## PROBLEM TO SOLVE
Where the records below show the word "plan" in a line, please copy that line.

### RECORDS FOR THE EXERCISE ###

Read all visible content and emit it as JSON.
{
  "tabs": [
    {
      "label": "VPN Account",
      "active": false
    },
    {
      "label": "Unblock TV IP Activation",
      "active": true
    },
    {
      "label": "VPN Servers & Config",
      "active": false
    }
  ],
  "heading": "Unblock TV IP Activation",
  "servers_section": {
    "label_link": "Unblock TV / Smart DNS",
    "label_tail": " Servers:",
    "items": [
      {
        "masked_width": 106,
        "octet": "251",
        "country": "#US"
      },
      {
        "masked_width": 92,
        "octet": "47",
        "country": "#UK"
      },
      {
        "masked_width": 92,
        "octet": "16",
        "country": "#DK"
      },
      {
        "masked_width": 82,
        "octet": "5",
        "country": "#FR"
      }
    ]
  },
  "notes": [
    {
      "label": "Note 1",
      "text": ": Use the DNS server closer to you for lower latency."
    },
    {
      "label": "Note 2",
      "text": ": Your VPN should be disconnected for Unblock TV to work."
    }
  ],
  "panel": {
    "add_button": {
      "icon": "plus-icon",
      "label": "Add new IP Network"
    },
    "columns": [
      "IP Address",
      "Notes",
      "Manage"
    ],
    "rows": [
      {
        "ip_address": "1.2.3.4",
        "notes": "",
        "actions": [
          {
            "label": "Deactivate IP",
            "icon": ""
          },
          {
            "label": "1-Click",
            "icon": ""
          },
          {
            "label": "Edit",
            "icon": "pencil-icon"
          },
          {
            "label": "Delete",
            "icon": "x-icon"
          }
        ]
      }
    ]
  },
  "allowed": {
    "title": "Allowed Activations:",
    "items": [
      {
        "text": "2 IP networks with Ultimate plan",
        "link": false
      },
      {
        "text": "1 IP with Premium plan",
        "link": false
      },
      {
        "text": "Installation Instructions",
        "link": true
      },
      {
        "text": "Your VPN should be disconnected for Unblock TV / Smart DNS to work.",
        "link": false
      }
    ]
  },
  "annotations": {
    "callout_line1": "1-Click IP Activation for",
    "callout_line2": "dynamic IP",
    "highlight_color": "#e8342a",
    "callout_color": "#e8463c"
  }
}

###

## EXERCISE SOLUTION
        "text": "2 IP networks with Ultimate plan",
        "text": "1 IP with Premium plan",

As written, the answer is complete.